◆ Description of the task ◆
Within the data below, state how many lines contain the string "photo". Provide the number only.

◆ Recorded data ◆
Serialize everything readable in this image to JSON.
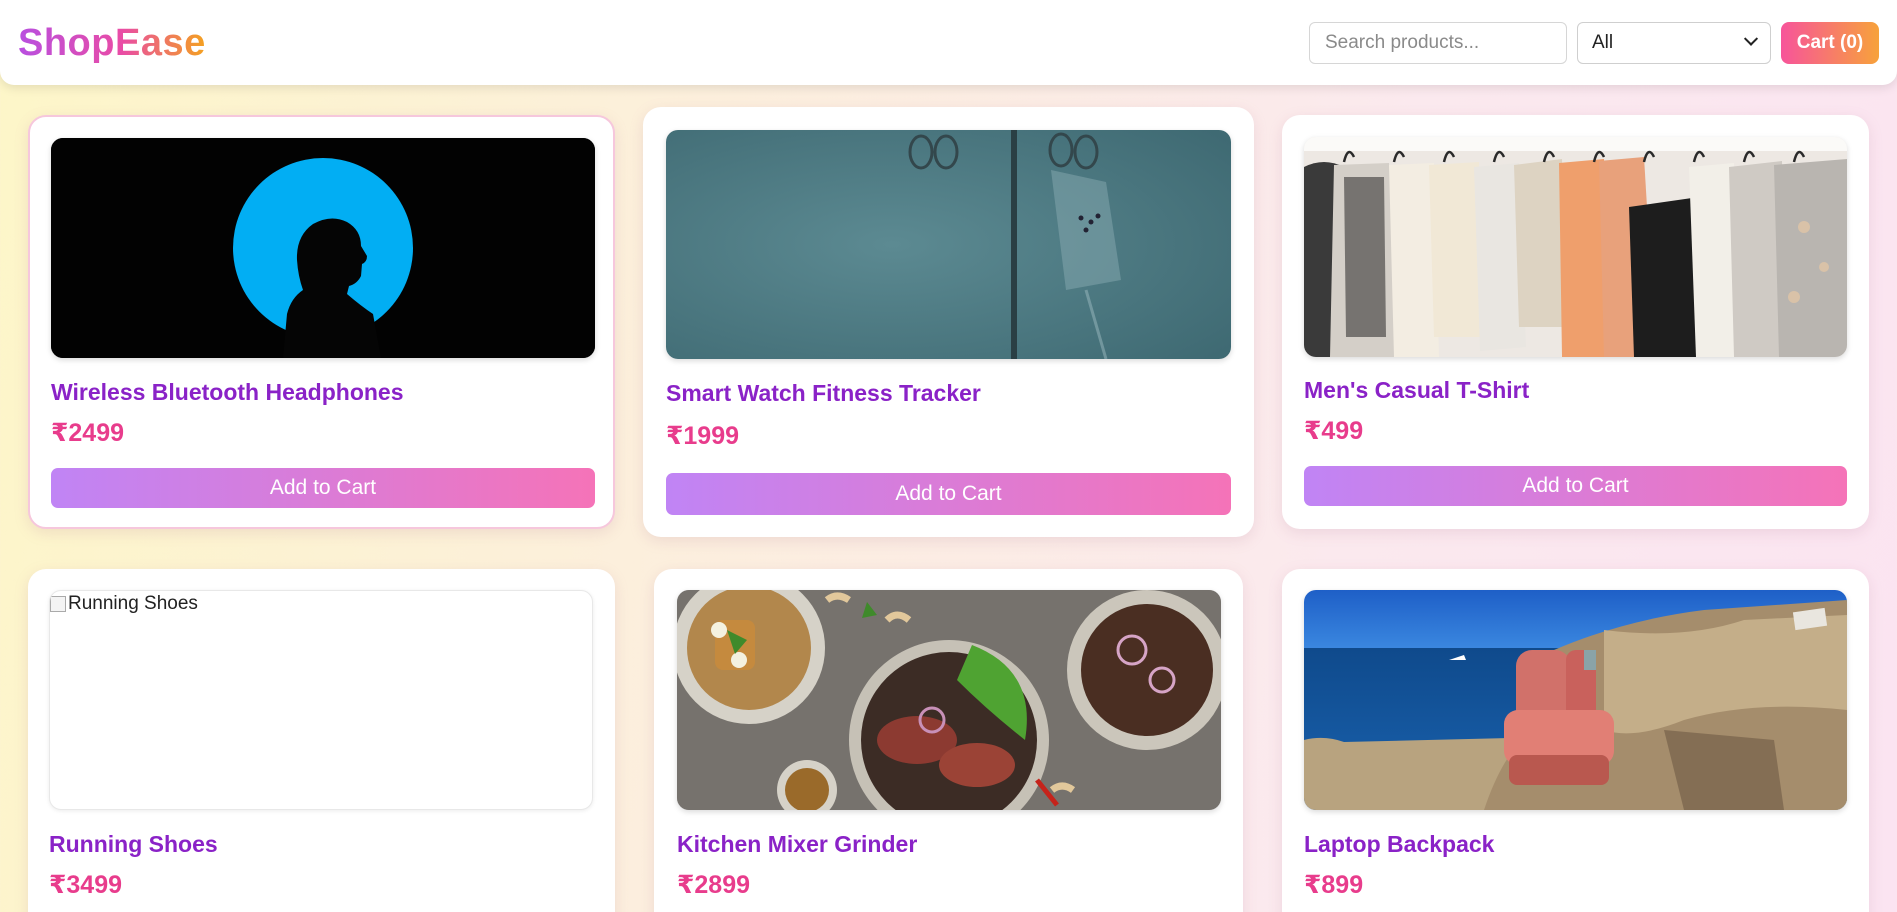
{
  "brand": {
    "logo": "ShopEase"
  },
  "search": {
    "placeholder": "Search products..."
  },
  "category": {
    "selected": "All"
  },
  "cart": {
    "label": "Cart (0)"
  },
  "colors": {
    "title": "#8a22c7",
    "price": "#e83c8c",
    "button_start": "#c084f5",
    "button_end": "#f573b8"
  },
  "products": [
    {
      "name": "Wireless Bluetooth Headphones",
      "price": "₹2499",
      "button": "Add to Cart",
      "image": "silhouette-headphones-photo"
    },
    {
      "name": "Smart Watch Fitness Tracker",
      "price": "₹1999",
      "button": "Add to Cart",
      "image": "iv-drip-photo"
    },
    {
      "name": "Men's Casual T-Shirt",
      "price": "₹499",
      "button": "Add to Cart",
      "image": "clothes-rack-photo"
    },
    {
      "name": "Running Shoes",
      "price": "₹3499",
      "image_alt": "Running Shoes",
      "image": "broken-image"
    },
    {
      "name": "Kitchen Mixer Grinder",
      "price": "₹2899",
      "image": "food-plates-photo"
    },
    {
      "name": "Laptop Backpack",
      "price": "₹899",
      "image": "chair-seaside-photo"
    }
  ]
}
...
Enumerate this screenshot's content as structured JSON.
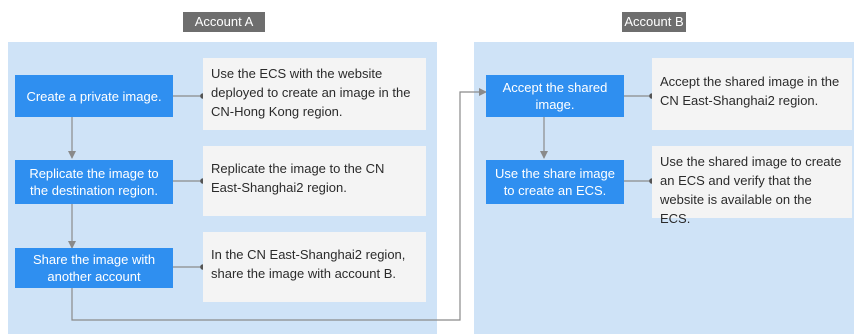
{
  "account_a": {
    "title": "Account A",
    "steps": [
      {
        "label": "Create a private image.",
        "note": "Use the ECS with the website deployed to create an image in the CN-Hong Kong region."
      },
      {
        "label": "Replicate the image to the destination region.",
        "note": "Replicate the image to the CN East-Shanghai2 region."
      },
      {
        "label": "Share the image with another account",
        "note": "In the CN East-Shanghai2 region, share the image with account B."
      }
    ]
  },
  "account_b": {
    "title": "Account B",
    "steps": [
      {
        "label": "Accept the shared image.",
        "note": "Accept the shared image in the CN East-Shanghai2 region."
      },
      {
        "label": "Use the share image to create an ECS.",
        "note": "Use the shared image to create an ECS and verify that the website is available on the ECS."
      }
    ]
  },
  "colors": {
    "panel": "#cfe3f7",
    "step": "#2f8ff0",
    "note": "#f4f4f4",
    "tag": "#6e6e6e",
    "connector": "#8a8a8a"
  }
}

◆ Exercise answer ◆
5